Adrián waited patiently and eventually dislodged the Finland international with some outstanding, albeit erratic performances. But his high tempo, brash and borderline arrogant style unsettled many calmer heads in the Hammers crowd and Adrián was never quite able to shift his image as an overly flamboyant, erratic presence at the back.

And he’s made some clangers. Oh, how he has. Keepers only need to make one to be lambasted and he – like every goalie we’ve ever had – made a few.

Who could forget him letting an easily-saveable Theo Walcott shot go right through him against Arsenal just after he broke into the team in 2013?

Or what about his moment of madness away to Southampton when he received a red card after handling the ball way out of his area?

His mistake against Stoke in November where he rushed off his line to gift the Potters an equaliser was a final nail in the coffin of Adrián’s reputation as far as many Hammers were concerned.

He was simply being arrogant again, they said. Too flamboyant, that Adrián.

The thing about time passing is that it heals wounds, and like a jump-off relationship turned sour many Hammers are beginning to realise that Randolph’s place as number one shouldn’t just be an automatic given.

Up until Randolph finally came into the side after the Stoke game, Adrián had – cup games aside – seen his spot on the team sheet remain virtually unchallenged. He became complacent. Before the Stoke game, he hadn’t been committing many errors but it didn’t matter – it felt like he had.

Before it became clear that Dimitri Payet was the poison spoiling the beginning of West Ham’s season, Adrián was one of the false negatives diagnosed as a problem.

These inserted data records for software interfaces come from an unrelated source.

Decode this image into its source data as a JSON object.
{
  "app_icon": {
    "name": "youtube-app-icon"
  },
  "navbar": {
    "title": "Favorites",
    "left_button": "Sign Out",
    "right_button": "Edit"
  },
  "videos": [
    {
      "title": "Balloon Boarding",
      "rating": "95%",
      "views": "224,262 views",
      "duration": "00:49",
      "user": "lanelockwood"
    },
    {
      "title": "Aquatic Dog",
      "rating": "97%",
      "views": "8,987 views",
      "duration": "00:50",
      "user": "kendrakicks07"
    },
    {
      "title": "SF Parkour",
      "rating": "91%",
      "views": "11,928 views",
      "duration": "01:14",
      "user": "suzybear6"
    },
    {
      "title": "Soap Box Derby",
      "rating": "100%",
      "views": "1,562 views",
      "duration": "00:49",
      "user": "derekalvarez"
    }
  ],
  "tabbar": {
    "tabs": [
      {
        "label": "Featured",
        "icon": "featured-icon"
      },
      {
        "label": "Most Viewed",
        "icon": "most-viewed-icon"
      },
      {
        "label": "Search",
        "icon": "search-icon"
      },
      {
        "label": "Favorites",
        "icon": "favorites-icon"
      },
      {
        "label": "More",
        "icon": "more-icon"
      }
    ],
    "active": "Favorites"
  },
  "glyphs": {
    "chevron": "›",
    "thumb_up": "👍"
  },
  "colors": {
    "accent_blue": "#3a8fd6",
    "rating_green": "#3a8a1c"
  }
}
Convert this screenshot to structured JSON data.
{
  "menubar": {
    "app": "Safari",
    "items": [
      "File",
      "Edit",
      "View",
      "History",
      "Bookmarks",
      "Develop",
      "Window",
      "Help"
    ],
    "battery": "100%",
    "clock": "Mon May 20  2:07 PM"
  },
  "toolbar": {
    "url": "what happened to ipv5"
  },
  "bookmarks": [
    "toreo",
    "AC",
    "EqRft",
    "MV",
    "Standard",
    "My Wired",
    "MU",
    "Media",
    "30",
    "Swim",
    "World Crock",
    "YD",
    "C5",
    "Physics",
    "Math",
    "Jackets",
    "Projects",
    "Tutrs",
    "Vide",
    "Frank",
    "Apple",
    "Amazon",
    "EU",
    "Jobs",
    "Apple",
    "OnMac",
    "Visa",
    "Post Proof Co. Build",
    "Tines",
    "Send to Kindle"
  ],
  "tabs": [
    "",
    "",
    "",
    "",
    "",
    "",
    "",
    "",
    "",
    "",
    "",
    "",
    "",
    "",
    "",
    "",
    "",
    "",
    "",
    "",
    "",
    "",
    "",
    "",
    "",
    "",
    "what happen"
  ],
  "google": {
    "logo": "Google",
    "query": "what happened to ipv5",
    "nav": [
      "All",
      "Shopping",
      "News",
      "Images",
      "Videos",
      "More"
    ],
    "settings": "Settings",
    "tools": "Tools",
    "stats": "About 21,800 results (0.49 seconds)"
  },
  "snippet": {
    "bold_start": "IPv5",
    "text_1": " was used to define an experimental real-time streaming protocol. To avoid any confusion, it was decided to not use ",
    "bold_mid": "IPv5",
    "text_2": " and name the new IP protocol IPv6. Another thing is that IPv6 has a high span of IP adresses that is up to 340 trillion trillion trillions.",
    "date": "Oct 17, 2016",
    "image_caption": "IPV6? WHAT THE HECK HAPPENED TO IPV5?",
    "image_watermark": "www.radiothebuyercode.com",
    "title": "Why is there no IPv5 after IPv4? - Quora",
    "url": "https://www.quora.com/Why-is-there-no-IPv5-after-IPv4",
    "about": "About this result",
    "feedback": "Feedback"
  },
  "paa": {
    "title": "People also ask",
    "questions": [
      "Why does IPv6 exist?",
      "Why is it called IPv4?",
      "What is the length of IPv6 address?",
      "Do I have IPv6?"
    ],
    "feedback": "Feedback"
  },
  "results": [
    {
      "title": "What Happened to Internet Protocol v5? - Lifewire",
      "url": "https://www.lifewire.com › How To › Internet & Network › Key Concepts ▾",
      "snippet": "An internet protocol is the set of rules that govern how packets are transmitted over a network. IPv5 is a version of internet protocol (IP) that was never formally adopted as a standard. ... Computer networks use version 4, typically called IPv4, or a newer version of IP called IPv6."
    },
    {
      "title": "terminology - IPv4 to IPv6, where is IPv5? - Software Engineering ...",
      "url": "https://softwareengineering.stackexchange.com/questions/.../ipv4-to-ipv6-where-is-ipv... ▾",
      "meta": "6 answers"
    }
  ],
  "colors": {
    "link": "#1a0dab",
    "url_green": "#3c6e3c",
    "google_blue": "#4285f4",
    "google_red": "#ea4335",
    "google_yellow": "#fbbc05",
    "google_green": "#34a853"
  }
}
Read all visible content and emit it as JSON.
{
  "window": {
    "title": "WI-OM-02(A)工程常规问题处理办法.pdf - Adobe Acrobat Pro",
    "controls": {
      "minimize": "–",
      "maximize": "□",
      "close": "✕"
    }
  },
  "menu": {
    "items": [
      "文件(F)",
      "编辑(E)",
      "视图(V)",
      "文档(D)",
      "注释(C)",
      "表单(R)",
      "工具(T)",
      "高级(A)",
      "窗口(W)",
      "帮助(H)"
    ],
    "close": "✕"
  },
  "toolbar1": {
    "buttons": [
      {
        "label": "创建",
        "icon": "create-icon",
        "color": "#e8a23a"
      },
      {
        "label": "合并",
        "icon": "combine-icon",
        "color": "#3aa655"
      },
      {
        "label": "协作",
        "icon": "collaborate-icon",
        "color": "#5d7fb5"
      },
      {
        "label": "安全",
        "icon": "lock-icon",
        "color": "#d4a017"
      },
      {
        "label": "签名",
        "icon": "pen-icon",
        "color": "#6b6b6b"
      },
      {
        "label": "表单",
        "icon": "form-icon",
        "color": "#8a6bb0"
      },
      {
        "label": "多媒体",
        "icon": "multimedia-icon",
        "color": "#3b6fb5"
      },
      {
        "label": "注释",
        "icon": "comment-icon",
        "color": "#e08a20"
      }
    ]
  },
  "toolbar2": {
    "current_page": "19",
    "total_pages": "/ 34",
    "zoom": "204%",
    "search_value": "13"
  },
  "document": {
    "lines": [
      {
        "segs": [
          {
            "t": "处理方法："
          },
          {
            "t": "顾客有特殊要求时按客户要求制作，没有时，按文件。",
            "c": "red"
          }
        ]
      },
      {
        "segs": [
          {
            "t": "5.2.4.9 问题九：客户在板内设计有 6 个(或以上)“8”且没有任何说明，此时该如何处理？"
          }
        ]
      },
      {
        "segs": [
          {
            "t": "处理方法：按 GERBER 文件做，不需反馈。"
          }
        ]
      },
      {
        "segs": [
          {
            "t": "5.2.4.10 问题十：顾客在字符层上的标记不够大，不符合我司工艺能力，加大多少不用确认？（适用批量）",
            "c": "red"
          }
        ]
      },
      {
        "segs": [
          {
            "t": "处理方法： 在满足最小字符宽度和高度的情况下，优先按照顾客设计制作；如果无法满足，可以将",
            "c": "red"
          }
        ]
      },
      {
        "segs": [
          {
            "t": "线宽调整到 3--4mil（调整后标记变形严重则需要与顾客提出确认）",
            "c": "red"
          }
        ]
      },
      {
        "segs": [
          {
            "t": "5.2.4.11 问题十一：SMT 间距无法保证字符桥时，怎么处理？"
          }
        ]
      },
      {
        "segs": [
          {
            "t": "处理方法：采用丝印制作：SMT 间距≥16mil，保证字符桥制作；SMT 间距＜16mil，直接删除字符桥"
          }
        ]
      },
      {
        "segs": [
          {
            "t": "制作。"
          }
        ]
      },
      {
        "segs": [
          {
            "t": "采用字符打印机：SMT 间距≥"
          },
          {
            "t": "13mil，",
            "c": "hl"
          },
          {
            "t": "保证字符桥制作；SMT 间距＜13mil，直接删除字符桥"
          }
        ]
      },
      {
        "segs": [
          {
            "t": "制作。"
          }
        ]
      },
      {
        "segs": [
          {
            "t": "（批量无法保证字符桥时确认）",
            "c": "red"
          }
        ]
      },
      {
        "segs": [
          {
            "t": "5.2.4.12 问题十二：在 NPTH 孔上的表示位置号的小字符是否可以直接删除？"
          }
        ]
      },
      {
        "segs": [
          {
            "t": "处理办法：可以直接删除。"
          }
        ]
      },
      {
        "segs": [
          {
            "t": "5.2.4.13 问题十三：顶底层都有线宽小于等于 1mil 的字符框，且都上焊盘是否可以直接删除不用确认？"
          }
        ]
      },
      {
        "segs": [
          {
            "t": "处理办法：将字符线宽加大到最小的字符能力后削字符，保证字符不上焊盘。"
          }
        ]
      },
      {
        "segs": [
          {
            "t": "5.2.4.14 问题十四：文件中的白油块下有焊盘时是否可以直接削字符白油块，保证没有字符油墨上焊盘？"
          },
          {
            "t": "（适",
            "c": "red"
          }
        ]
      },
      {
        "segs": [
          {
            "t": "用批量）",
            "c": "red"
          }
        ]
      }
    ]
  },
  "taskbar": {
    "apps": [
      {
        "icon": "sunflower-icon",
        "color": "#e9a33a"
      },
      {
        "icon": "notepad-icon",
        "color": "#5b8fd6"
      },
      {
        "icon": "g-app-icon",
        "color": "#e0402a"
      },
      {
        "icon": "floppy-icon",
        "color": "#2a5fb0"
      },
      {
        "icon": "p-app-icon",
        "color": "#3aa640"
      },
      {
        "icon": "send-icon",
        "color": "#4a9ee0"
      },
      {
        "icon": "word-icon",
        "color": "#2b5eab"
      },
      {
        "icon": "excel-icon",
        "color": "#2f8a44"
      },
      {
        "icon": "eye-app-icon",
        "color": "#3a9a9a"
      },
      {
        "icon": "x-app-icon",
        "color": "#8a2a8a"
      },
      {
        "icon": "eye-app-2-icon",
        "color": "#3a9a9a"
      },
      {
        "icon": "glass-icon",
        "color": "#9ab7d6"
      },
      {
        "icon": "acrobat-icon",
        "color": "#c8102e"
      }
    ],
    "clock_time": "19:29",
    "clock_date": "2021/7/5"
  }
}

He wasn’t one. He was rightfully dropped at the time and now it is time for his return, if just until the end of the season.

Darren Randolph’s honeymoon period has faded and people are beginning to realise that we have two, arguably equally good goalkeepers at the club. One isn’t massively superior to the other.

But Adrián offers something different. He offers memories. He offers Di Canio-esque passion and an unforgettable knee slide after smashing in a penalty against Everton. He offers countless, absolutely vital point-blank slaves which have saved us however many points over the seasons.

Randolph’s form has deteriorated. Anyone can see that. He let in two soft goals against West Brom and no one seemed too surprised. But he hasn’t been subjected to the same level of bile that Adrián was when he did the same. Neither of them should have to be, but it’s unfair either way.

In my opinion, Adrián is the better goalkeeper. I like his unbelievable reflexes which have to be seen to be believed. When an opposition attacker cruises through on a one-on-one I feel like Adrián is probably going to get a hand to it more than half the time. I can’t say that about Randolph.

If the choice is between Robert Green flapping at corners, Jussi Jääskeläinen watching free kicks fly over his head, Darren Randolph getting nutmegged for the 74th time or the basket case that is Adrián San Miguel del Castillo – I know who I’d choose. And I’d choose Adrián every time.